The dogs used in the experiment were ‘donated’ to the hospital and scheduled to be used as terminal blood donors.
First, the dogs were fasted for at least 8 hours before the experimental procedure. They were then anaesthetised, intubated, and mechanically ventilated. A cannula was then inserted the cranial vena cava (vein) via the right jugular vein for collecting blood samples and for injecting lithium chloride. The left femoral artery was also cannulated in order to facilitate the removal of blood to generate experimental haemorrhage, as well as to measure mean arterial pressure and lithium chloride voltage for cardiac output calculation. After a femoral nerve block was performed, the femoral artery was surgically exposed and a cannula inserted. A transducer was then positioned at the level of the right atrium (of the heart). A urinary catheter was also inserted into the bladder for collecting urine samples and measuring urine output.
Blood and urine samples were collected throughout the experiment.
Following the above ‘instrumentation’, blood was removed from the dogs via the femoral artery catheted for 60 minutes, causing haemorrhage.
Following haemorrhage, the dogs were infused with a solution (gelatin-based colloid) for 3 hours. This experimental procedure produced acute renal tubular damage in the dogs.
The dogs were then killed via an injection of pentobarbital, and their kidneys removed.

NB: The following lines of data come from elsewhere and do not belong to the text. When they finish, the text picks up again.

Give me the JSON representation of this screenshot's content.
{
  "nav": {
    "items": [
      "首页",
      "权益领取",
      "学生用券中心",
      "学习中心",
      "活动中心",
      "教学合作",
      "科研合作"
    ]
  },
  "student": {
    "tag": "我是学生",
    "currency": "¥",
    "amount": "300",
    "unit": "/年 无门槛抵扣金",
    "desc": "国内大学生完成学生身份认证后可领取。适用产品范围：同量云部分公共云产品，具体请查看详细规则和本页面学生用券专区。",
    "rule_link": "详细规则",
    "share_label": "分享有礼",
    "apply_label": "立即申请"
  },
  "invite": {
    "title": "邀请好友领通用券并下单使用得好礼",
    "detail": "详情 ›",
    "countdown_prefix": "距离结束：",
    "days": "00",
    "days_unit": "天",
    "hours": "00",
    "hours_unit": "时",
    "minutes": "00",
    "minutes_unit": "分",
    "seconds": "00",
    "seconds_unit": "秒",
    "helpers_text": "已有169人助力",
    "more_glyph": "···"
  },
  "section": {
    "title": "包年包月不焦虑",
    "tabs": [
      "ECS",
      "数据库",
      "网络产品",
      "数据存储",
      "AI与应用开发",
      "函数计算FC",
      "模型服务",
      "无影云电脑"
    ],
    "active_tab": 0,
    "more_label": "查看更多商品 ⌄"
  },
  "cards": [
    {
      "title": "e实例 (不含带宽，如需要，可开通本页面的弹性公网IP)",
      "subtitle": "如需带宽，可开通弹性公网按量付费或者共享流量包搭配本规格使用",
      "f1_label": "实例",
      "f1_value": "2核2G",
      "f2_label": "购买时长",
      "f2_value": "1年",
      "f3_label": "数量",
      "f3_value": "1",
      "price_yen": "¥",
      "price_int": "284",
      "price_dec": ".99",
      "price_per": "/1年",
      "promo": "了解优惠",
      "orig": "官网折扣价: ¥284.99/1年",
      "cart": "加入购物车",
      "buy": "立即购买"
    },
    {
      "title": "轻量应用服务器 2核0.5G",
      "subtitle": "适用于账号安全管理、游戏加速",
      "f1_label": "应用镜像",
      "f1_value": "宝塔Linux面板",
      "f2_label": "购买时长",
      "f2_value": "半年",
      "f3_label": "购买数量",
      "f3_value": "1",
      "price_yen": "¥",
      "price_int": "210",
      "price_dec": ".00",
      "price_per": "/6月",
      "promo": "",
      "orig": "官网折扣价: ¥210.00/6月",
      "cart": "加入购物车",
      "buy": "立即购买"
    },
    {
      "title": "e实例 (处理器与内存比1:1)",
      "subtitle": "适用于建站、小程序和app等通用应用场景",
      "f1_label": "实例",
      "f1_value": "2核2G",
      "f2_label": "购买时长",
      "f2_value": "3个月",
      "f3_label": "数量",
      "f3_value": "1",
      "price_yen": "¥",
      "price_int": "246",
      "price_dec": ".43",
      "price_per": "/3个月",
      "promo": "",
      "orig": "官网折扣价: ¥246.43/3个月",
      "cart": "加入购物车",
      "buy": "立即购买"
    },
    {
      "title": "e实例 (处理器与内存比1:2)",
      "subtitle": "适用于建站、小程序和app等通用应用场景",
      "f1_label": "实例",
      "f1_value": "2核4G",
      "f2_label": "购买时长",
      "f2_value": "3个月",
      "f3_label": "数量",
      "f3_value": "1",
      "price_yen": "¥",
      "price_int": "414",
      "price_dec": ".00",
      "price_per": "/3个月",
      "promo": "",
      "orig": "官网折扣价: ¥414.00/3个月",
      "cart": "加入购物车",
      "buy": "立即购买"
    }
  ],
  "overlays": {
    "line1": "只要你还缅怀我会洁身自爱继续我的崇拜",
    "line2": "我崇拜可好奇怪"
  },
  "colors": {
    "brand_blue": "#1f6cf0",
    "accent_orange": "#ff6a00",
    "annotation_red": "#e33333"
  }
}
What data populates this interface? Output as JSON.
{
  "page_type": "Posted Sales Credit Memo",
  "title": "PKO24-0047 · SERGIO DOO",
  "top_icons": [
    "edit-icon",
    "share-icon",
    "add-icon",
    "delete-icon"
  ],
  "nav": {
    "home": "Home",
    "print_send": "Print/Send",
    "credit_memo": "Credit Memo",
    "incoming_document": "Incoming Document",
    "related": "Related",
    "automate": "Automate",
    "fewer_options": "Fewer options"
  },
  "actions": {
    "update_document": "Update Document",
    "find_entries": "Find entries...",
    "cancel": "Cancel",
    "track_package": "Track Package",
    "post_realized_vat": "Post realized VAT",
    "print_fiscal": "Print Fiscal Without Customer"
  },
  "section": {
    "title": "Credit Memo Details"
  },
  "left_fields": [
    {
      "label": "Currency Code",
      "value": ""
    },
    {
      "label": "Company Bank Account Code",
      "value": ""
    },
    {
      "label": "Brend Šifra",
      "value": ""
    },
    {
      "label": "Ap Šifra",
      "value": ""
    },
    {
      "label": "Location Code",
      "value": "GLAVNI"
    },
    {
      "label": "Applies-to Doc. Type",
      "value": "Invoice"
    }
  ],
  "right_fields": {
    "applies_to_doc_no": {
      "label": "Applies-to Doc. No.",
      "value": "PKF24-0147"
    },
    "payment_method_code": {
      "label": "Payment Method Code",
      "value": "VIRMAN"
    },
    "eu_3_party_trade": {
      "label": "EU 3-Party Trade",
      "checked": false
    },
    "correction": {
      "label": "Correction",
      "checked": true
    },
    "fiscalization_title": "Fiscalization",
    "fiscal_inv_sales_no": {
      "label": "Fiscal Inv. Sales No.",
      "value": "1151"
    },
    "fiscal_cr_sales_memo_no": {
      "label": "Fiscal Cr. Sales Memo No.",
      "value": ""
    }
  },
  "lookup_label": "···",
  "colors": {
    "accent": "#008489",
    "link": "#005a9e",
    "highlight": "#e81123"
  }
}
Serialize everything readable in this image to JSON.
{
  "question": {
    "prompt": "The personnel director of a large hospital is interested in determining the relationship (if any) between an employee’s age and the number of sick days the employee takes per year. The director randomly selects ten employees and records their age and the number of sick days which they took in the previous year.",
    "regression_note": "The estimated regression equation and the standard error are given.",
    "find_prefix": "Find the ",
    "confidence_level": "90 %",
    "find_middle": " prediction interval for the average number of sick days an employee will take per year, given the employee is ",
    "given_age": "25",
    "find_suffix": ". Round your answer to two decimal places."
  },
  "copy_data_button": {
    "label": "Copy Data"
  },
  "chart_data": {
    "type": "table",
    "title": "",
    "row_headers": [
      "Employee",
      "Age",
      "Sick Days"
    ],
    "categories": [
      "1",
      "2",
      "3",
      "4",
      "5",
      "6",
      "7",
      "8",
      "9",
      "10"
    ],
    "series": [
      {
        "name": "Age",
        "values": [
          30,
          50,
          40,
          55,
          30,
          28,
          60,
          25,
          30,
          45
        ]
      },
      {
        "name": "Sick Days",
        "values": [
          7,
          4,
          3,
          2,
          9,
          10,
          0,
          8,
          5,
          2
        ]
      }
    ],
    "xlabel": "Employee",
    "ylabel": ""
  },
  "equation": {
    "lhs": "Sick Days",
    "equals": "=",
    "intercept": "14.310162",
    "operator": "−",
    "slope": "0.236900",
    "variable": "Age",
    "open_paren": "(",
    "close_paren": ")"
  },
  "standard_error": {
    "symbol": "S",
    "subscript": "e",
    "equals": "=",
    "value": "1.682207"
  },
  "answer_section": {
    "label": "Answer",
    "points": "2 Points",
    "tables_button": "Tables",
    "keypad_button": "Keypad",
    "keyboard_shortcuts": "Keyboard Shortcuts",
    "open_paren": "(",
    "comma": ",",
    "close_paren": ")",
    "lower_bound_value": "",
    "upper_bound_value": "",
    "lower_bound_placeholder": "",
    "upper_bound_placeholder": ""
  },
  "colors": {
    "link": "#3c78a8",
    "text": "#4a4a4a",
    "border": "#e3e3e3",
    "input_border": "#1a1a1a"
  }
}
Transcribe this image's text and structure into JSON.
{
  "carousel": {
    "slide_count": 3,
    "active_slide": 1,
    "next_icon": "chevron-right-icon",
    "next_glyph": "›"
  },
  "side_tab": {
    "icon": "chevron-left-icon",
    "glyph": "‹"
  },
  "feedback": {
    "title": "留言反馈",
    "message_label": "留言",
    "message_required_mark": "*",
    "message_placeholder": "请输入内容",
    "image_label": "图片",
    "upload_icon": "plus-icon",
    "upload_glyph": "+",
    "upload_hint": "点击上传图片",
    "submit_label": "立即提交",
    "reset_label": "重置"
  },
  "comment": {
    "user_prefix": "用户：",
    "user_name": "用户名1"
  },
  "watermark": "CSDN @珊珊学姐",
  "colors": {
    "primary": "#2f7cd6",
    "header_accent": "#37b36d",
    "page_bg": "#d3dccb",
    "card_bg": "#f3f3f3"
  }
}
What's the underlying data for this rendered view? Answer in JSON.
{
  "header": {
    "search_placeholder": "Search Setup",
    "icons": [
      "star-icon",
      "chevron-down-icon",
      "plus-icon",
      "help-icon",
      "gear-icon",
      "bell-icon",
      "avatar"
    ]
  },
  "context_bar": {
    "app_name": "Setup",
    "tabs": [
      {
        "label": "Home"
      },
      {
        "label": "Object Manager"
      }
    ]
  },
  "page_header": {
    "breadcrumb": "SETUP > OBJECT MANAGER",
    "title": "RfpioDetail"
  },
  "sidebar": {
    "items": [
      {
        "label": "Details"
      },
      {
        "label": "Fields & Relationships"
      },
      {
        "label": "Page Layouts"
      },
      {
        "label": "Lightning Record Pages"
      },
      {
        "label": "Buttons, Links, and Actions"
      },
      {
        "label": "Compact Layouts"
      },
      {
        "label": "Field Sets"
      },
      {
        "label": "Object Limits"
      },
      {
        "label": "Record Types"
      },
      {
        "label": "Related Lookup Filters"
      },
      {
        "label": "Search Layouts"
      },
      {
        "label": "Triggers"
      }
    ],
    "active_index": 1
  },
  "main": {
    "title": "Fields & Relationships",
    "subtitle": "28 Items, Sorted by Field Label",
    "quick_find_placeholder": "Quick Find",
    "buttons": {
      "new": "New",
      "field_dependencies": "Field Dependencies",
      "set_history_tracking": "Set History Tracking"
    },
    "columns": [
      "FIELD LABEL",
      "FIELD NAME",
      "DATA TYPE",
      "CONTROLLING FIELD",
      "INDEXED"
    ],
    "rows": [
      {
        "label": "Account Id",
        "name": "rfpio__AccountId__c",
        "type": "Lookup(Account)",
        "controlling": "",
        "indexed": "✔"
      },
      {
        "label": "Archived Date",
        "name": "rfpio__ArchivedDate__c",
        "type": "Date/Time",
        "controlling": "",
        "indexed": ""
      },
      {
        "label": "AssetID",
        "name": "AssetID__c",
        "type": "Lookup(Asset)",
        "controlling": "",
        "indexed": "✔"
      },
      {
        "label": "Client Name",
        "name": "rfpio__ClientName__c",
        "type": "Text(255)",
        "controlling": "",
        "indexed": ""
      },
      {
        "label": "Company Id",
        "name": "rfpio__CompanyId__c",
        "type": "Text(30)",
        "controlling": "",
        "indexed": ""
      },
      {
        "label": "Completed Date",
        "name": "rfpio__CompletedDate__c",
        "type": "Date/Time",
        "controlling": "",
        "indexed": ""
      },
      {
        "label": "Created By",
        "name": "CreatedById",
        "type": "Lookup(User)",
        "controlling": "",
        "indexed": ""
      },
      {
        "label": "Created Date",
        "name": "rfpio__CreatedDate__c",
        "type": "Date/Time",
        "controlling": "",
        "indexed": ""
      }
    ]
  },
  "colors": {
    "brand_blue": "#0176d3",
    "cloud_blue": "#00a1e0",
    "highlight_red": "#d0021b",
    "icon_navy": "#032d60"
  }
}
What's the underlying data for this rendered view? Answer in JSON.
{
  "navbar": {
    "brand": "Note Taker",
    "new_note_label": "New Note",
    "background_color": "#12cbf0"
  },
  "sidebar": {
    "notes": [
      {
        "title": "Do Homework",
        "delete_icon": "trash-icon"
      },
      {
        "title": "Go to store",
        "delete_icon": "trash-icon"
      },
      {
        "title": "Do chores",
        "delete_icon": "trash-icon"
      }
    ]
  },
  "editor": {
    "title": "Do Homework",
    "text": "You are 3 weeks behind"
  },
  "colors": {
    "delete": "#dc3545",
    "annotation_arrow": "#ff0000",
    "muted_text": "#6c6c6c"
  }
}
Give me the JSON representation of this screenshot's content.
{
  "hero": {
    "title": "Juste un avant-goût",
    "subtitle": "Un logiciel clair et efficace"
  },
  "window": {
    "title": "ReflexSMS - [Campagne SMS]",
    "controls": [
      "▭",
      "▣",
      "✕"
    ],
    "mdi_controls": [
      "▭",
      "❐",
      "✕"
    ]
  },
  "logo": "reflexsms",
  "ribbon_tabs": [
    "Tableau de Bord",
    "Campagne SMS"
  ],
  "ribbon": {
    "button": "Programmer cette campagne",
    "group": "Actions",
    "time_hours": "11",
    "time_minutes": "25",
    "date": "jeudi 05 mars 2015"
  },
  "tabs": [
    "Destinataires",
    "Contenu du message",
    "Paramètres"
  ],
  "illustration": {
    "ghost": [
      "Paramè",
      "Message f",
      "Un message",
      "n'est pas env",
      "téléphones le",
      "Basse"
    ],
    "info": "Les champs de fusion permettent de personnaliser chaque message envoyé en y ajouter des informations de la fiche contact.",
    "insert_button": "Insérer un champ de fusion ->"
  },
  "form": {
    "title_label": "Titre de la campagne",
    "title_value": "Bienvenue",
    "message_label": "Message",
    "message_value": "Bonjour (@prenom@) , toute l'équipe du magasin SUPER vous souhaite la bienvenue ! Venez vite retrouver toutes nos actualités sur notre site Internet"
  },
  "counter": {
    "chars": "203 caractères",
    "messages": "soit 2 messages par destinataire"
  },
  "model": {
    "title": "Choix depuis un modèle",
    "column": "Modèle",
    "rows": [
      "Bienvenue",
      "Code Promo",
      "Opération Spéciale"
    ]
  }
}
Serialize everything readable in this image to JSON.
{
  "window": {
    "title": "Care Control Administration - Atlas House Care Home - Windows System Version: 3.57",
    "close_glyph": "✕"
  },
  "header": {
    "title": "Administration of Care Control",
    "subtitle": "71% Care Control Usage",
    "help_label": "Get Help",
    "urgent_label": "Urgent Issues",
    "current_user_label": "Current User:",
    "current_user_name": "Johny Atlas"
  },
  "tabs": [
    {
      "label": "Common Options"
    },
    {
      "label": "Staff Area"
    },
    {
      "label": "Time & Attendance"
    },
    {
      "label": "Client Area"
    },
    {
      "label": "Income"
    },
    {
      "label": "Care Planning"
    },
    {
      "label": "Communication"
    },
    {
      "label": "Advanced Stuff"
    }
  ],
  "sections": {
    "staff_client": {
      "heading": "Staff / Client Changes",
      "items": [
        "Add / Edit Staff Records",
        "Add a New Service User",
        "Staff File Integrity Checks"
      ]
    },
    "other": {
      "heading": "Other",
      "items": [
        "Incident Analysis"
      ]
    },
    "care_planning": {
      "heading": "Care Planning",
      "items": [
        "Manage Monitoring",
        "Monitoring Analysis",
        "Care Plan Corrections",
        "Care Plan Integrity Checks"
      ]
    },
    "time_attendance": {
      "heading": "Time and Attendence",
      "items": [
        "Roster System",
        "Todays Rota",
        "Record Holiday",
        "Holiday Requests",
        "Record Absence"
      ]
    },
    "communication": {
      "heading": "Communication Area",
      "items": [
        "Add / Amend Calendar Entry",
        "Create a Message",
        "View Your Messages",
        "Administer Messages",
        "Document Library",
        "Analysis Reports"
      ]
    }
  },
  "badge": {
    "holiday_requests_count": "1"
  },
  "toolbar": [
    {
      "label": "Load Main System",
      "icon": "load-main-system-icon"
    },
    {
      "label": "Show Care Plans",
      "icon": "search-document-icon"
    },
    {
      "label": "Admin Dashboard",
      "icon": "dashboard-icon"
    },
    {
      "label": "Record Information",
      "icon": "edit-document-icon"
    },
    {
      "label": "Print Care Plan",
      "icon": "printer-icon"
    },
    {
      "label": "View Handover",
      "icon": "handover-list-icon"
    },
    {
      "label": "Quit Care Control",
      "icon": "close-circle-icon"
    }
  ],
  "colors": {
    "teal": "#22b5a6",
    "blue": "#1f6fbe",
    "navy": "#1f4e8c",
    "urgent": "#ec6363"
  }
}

(Davis, J, Raisis, A, Cianciolo, R, Miller, D, Shiel, R, Nabity, M & Hosgood, G 2016. ‘Urinary neutrophil gelatinase-associated lipocalin concentration changes after acute haemorrhage and colloid-mediated reperfusion in anaesthetized dogs’, Veterinary Anesthesia and Analgesia, 43: 262-270.)